**Exercise aim**
Print the data in full, exactly as it reads.

── Data for review

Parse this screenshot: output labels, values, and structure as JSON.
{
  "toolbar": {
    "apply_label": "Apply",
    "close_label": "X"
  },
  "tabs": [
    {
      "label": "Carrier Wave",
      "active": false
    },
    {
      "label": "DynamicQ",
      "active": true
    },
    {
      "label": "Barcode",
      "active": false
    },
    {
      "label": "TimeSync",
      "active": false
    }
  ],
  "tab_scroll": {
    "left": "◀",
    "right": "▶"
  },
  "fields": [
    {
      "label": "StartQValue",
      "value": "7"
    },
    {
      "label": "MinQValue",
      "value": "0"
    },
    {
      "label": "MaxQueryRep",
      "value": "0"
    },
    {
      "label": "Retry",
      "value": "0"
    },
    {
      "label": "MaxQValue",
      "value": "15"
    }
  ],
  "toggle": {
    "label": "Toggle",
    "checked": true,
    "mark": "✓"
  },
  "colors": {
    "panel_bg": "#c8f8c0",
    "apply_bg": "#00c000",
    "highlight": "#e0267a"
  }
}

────

**Output for this exercise**
Parse this screenshot: output labels, values, and structure as JSON.
{
  "toolbar": {
    "apply_label": "Apply",
    "close_label": "X"
  },
  "tabs": [
    {
      "label": "Carrier Wave",
      "active": false
    },
    {
      "label": "DynamicQ",
      "active": true
    },
    {
      "label": "Barcode",
      "active": false
    },
    {
      "label": "TimeSync",
      "active": false
    }
  ],
  "tab_scroll": {
    "left": "◀",
    "right": "▶"
  },
  "fields": [
    {
      "label": "StartQValue",
      "value": "7"
    },
    {
      "label": "MinQValue",
      "value": "0"
    },
    {
      "label": "MaxQueryRep",
      "value": "0"
    },
    {
      "label": "Retry",
      "value": "0"
    },
    {
      "label": "MaxQValue",
      "value": "15"
    }
  ],
  "toggle": {
    "label": "Toggle",
    "checked": true,
    "mark": "✓"
  },
  "colors": {
    "panel_bg": "#c8f8c0",
    "apply_bg": "#00c000",
    "highlight": "#e0267a"
  }
}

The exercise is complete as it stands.